::: Record set

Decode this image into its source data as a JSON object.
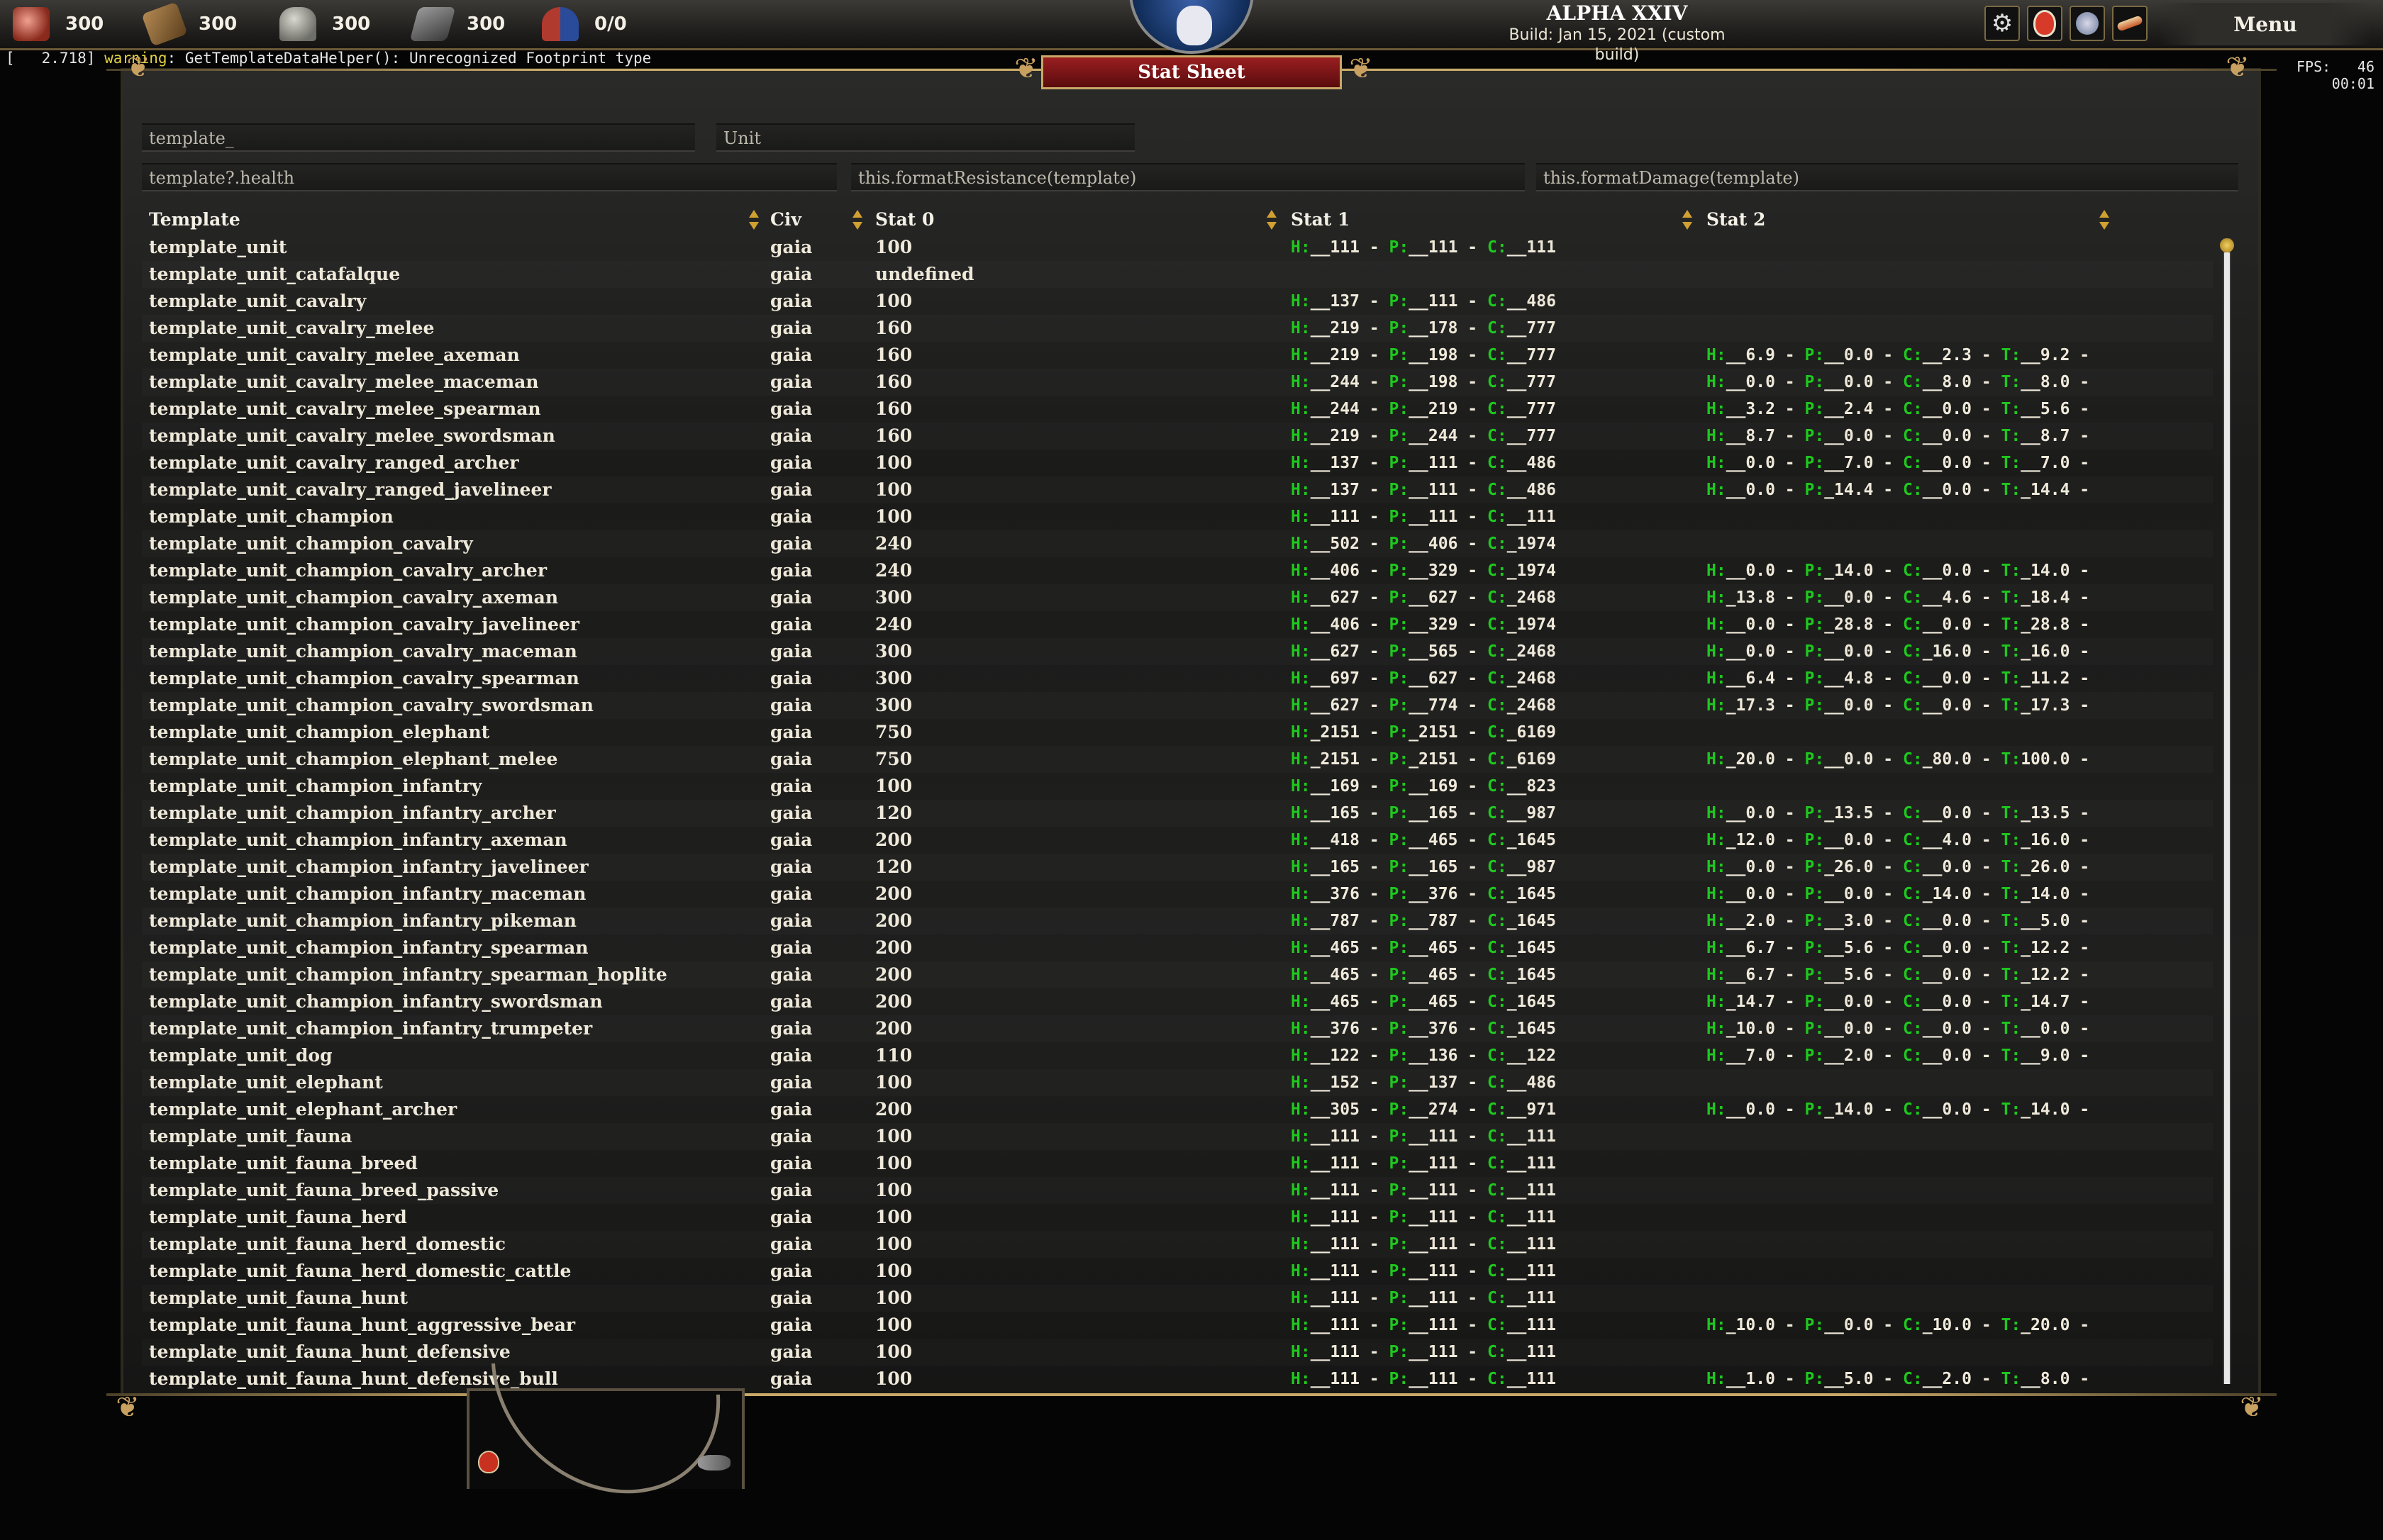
{
  "resources": [
    {
      "name": "food",
      "icon": "food-icon",
      "value": "300"
    },
    {
      "name": "wood",
      "icon": "wood-icon",
      "value": "300"
    },
    {
      "name": "stone",
      "icon": "stone-icon",
      "value": "300"
    },
    {
      "name": "metal",
      "icon": "metal-icon",
      "value": "300"
    },
    {
      "name": "population",
      "icon": "population-icon",
      "value": "0/0"
    }
  ],
  "header": {
    "game_title": "ALPHA XXIV",
    "build_info": "Build: Jan 15, 2021 (custom build)",
    "menu_label": "Menu"
  },
  "console": {
    "timestamp": "[   2.718] ",
    "level": "warning",
    "message": ": GetTemplateDataHelper(): Unrecognized Footprint type"
  },
  "fps": {
    "label": "FPS:",
    "value": "46",
    "time": "00:01"
  },
  "panel": {
    "title": "Stat Sheet"
  },
  "filters": {
    "template_filter": "template_",
    "type_filter": "Unit",
    "stat0_expr": "template?.health",
    "stat1_expr": "this.formatResistance(template)",
    "stat2_expr": "this.formatDamage(template)"
  },
  "columns": {
    "template": "Template",
    "civ": "Civ",
    "stat0": "Stat 0",
    "stat1": "Stat 1",
    "stat2": "Stat 2"
  },
  "colors": {
    "accent_green": "#1ec81e",
    "banner_red": "#9a1e20",
    "gold": "#c8a868"
  },
  "rows": [
    {
      "template": "template_unit",
      "civ": "gaia",
      "stat0": "100",
      "stat1": [
        "111",
        "111",
        "111"
      ],
      "stat2": null
    },
    {
      "template": "template_unit_catafalque",
      "civ": "gaia",
      "stat0": "undefined",
      "stat1": null,
      "stat2": null
    },
    {
      "template": "template_unit_cavalry",
      "civ": "gaia",
      "stat0": "100",
      "stat1": [
        "137",
        "111",
        "486"
      ],
      "stat2": null
    },
    {
      "template": "template_unit_cavalry_melee",
      "civ": "gaia",
      "stat0": "160",
      "stat1": [
        "219",
        "178",
        "777"
      ],
      "stat2": null
    },
    {
      "template": "template_unit_cavalry_melee_axeman",
      "civ": "gaia",
      "stat0": "160",
      "stat1": [
        "219",
        "198",
        "777"
      ],
      "stat2": [
        "6.9",
        "0.0",
        "2.3",
        "9.2"
      ]
    },
    {
      "template": "template_unit_cavalry_melee_maceman",
      "civ": "gaia",
      "stat0": "160",
      "stat1": [
        "244",
        "198",
        "777"
      ],
      "stat2": [
        "0.0",
        "0.0",
        "8.0",
        "8.0"
      ]
    },
    {
      "template": "template_unit_cavalry_melee_spearman",
      "civ": "gaia",
      "stat0": "160",
      "stat1": [
        "244",
        "219",
        "777"
      ],
      "stat2": [
        "3.2",
        "2.4",
        "0.0",
        "5.6"
      ]
    },
    {
      "template": "template_unit_cavalry_melee_swordsman",
      "civ": "gaia",
      "stat0": "160",
      "stat1": [
        "219",
        "244",
        "777"
      ],
      "stat2": [
        "8.7",
        "0.0",
        "0.0",
        "8.7"
      ]
    },
    {
      "template": "template_unit_cavalry_ranged_archer",
      "civ": "gaia",
      "stat0": "100",
      "stat1": [
        "137",
        "111",
        "486"
      ],
      "stat2": [
        "0.0",
        "7.0",
        "0.0",
        "7.0"
      ]
    },
    {
      "template": "template_unit_cavalry_ranged_javelineer",
      "civ": "gaia",
      "stat0": "100",
      "stat1": [
        "137",
        "111",
        "486"
      ],
      "stat2": [
        "0.0",
        "14.4",
        "0.0",
        "14.4"
      ]
    },
    {
      "template": "template_unit_champion",
      "civ": "gaia",
      "stat0": "100",
      "stat1": [
        "111",
        "111",
        "111"
      ],
      "stat2": null
    },
    {
      "template": "template_unit_champion_cavalry",
      "civ": "gaia",
      "stat0": "240",
      "stat1": [
        "502",
        "406",
        "1974"
      ],
      "stat2": null
    },
    {
      "template": "template_unit_champion_cavalry_archer",
      "civ": "gaia",
      "stat0": "240",
      "stat1": [
        "406",
        "329",
        "1974"
      ],
      "stat2": [
        "0.0",
        "14.0",
        "0.0",
        "14.0"
      ]
    },
    {
      "template": "template_unit_champion_cavalry_axeman",
      "civ": "gaia",
      "stat0": "300",
      "stat1": [
        "627",
        "627",
        "2468"
      ],
      "stat2": [
        "13.8",
        "0.0",
        "4.6",
        "18.4"
      ]
    },
    {
      "template": "template_unit_champion_cavalry_javelineer",
      "civ": "gaia",
      "stat0": "240",
      "stat1": [
        "406",
        "329",
        "1974"
      ],
      "stat2": [
        "0.0",
        "28.8",
        "0.0",
        "28.8"
      ]
    },
    {
      "template": "template_unit_champion_cavalry_maceman",
      "civ": "gaia",
      "stat0": "300",
      "stat1": [
        "627",
        "565",
        "2468"
      ],
      "stat2": [
        "0.0",
        "0.0",
        "16.0",
        "16.0"
      ]
    },
    {
      "template": "template_unit_champion_cavalry_spearman",
      "civ": "gaia",
      "stat0": "300",
      "stat1": [
        "697",
        "627",
        "2468"
      ],
      "stat2": [
        "6.4",
        "4.8",
        "0.0",
        "11.2"
      ]
    },
    {
      "template": "template_unit_champion_cavalry_swordsman",
      "civ": "gaia",
      "stat0": "300",
      "stat1": [
        "627",
        "774",
        "2468"
      ],
      "stat2": [
        "17.3",
        "0.0",
        "0.0",
        "17.3"
      ]
    },
    {
      "template": "template_unit_champion_elephant",
      "civ": "gaia",
      "stat0": "750",
      "stat1": [
        "2151",
        "2151",
        "6169"
      ],
      "stat2": null
    },
    {
      "template": "template_unit_champion_elephant_melee",
      "civ": "gaia",
      "stat0": "750",
      "stat1": [
        "2151",
        "2151",
        "6169"
      ],
      "stat2": [
        "20.0",
        "0.0",
        "80.0",
        "100.0"
      ]
    },
    {
      "template": "template_unit_champion_infantry",
      "civ": "gaia",
      "stat0": "100",
      "stat1": [
        "169",
        "169",
        "823"
      ],
      "stat2": null
    },
    {
      "template": "template_unit_champion_infantry_archer",
      "civ": "gaia",
      "stat0": "120",
      "stat1": [
        "165",
        "165",
        "987"
      ],
      "stat2": [
        "0.0",
        "13.5",
        "0.0",
        "13.5"
      ]
    },
    {
      "template": "template_unit_champion_infantry_axeman",
      "civ": "gaia",
      "stat0": "200",
      "stat1": [
        "418",
        "465",
        "1645"
      ],
      "stat2": [
        "12.0",
        "0.0",
        "4.0",
        "16.0"
      ]
    },
    {
      "template": "template_unit_champion_infantry_javelineer",
      "civ": "gaia",
      "stat0": "120",
      "stat1": [
        "165",
        "165",
        "987"
      ],
      "stat2": [
        "0.0",
        "26.0",
        "0.0",
        "26.0"
      ]
    },
    {
      "template": "template_unit_champion_infantry_maceman",
      "civ": "gaia",
      "stat0": "200",
      "stat1": [
        "376",
        "376",
        "1645"
      ],
      "stat2": [
        "0.0",
        "0.0",
        "14.0",
        "14.0"
      ]
    },
    {
      "template": "template_unit_champion_infantry_pikeman",
      "civ": "gaia",
      "stat0": "200",
      "stat1": [
        "787",
        "787",
        "1645"
      ],
      "stat2": [
        "2.0",
        "3.0",
        "0.0",
        "5.0"
      ]
    },
    {
      "template": "template_unit_champion_infantry_spearman",
      "civ": "gaia",
      "stat0": "200",
      "stat1": [
        "465",
        "465",
        "1645"
      ],
      "stat2": [
        "6.7",
        "5.6",
        "0.0",
        "12.2"
      ]
    },
    {
      "template": "template_unit_champion_infantry_spearman_hoplite",
      "civ": "gaia",
      "stat0": "200",
      "stat1": [
        "465",
        "465",
        "1645"
      ],
      "stat2": [
        "6.7",
        "5.6",
        "0.0",
        "12.2"
      ]
    },
    {
      "template": "template_unit_champion_infantry_swordsman",
      "civ": "gaia",
      "stat0": "200",
      "stat1": [
        "465",
        "465",
        "1645"
      ],
      "stat2": [
        "14.7",
        "0.0",
        "0.0",
        "14.7"
      ]
    },
    {
      "template": "template_unit_champion_infantry_trumpeter",
      "civ": "gaia",
      "stat0": "200",
      "stat1": [
        "376",
        "376",
        "1645"
      ],
      "stat2": [
        "10.0",
        "0.0",
        "0.0",
        "0.0"
      ]
    },
    {
      "template": "template_unit_dog",
      "civ": "gaia",
      "stat0": "110",
      "stat1": [
        "122",
        "136",
        "122"
      ],
      "stat2": [
        "7.0",
        "2.0",
        "0.0",
        "9.0"
      ]
    },
    {
      "template": "template_unit_elephant",
      "civ": "gaia",
      "stat0": "100",
      "stat1": [
        "152",
        "137",
        "486"
      ],
      "stat2": null
    },
    {
      "template": "template_unit_elephant_archer",
      "civ": "gaia",
      "stat0": "200",
      "stat1": [
        "305",
        "274",
        "971"
      ],
      "stat2": [
        "0.0",
        "14.0",
        "0.0",
        "14.0"
      ]
    },
    {
      "template": "template_unit_fauna",
      "civ": "gaia",
      "stat0": "100",
      "stat1": [
        "111",
        "111",
        "111"
      ],
      "stat2": null
    },
    {
      "template": "template_unit_fauna_breed",
      "civ": "gaia",
      "stat0": "100",
      "stat1": [
        "111",
        "111",
        "111"
      ],
      "stat2": null
    },
    {
      "template": "template_unit_fauna_breed_passive",
      "civ": "gaia",
      "stat0": "100",
      "stat1": [
        "111",
        "111",
        "111"
      ],
      "stat2": null
    },
    {
      "template": "template_unit_fauna_herd",
      "civ": "gaia",
      "stat0": "100",
      "stat1": [
        "111",
        "111",
        "111"
      ],
      "stat2": null
    },
    {
      "template": "template_unit_fauna_herd_domestic",
      "civ": "gaia",
      "stat0": "100",
      "stat1": [
        "111",
        "111",
        "111"
      ],
      "stat2": null
    },
    {
      "template": "template_unit_fauna_herd_domestic_cattle",
      "civ": "gaia",
      "stat0": "100",
      "stat1": [
        "111",
        "111",
        "111"
      ],
      "stat2": null
    },
    {
      "template": "template_unit_fauna_hunt",
      "civ": "gaia",
      "stat0": "100",
      "stat1": [
        "111",
        "111",
        "111"
      ],
      "stat2": null
    },
    {
      "template": "template_unit_fauna_hunt_aggressive_bear",
      "civ": "gaia",
      "stat0": "100",
      "stat1": [
        "111",
        "111",
        "111"
      ],
      "stat2": [
        "10.0",
        "0.0",
        "10.0",
        "20.0"
      ]
    },
    {
      "template": "template_unit_fauna_hunt_defensive",
      "civ": "gaia",
      "stat0": "100",
      "stat1": [
        "111",
        "111",
        "111"
      ],
      "stat2": null
    },
    {
      "template": "template_unit_fauna_hunt_defensive_bull",
      "civ": "gaia",
      "stat0": "100",
      "stat1": [
        "111",
        "111",
        "111"
      ],
      "stat2": [
        "1.0",
        "5.0",
        "2.0",
        "8.0"
      ]
    }
  ]
}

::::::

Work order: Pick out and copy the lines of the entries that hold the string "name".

Task output:
      "name": "food",
      "name": "wood",
      "name": "stone",
      "name": "metal",
      "name": "population",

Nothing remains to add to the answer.